“Landscape is not the ideologically neutral subject many imagine it to be. Rather, it is an historical artifact that can be viewed as a record of the material facts of our social reality and what we have chosen to make of them.” (Bright, 1985, p11)

(One example of this would be the location made famous by the movie The Beach; since the movie the fragile corals have been decimated by tourism.  This once-idyllic cove, on the tiny Thai island of Koh Phi Phi Leh, was the paradise location of The Beach, Danny Boyle’s 2000 film starring Leonardo DiCaprio. It was then pushed by tourism officials in advertising campaigns to entice more wealthy visitors to Thailand. But mass tourism has since taken a vast toll on the fragile coral reefs here: 80% of the coral around the bay has been destroyed, the result of millions of boats dropping anchor on it, tourists treading on and picking it, or poisoning by rubbish and suncream.”
(Ellis-Petersen, 2018, Guardian.com))

“whatever its aesthetic merits, every representation of landscape is also a record of human values and actions imposed on the land over time.” (Bright, 1985, p2)

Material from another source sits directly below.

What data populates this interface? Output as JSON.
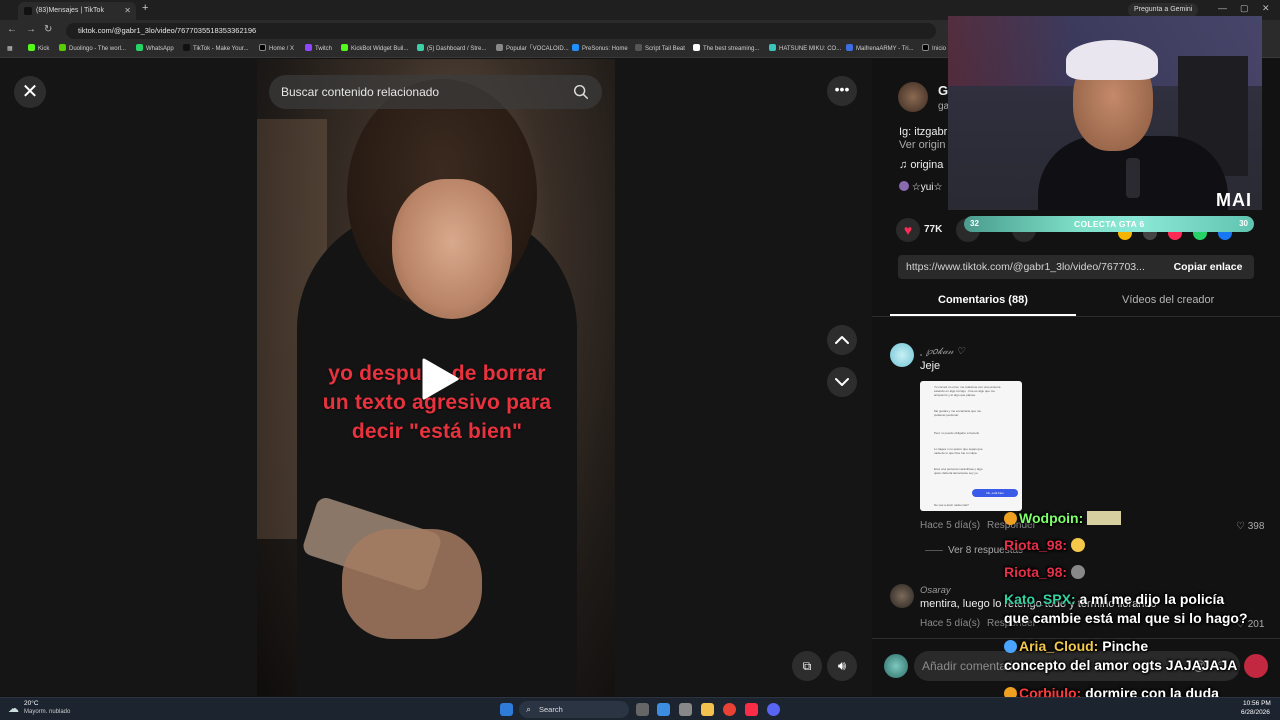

I jotted down three lines of rhyming text which seemed to sum up these images succinctly, the 2nd pain referred to could connect to a feeling of environmental catastrophe, or could be reference to the pain of seeing itself, an idea suggested in Elkins (1997, p29):

I’ve seen around the world today.
It’s beauty took my pain away,
and left another in its place.

Julie Dawn Dennis - TV Land #1 [Photograph]

Julie Dawn Dennis - TV Land #2 [Photograph]

Julie Dawn Dennis - TV Land #3 [Photograph]

Julie Dawn Dennis - TV Land #4 [Photograph]

Julie Dawn Dennis - TV Land #5 [Photograph]

Julie Dawn Dennis - TV Land #6 [Photograph]

Julie Dawn Dennis - TV Land #7 [Photograph]

Julie Dawn Dennis - TV Land #8 [Photograph]

Julie Dawn Dennis - TV Land #9 [Photograph]




“Media, by altering the environment, evoke us in unique ratios of sense perceptions.  The extension in any one sense alters the way we think and act – the way we perceive the world.” (McLuhan/Fiore, p41)


Bright, D. (1985) Of Mother Nature and Marlboro Men: An Inquiry Into the Cultural Meanings of Landscape Photography.  Available at: http://www.deborahbright.net/PDF/Bright-Marlboro.pdf (Accessed 4 March 2019)

Elkins, J. (1997) The object stares back
San Diego: Harvest

McLuhan, M. and Fiore, Q. (1996) The Medium is the Massage (renewed edition).  London: Penguin

Ellis-Petersen, H. (2018) Can a tourist ban save DiCaprio’s coral paradise from destruction? Guardian.com, 25th February 2018.  Accessible at: https://www.theguardian.com/environment/2018/feb/25/can-tourist-ban-save-dicaprios-coral-paradise-thailand-maya-bay-philippines-boracay (Accessed 21 February 2019)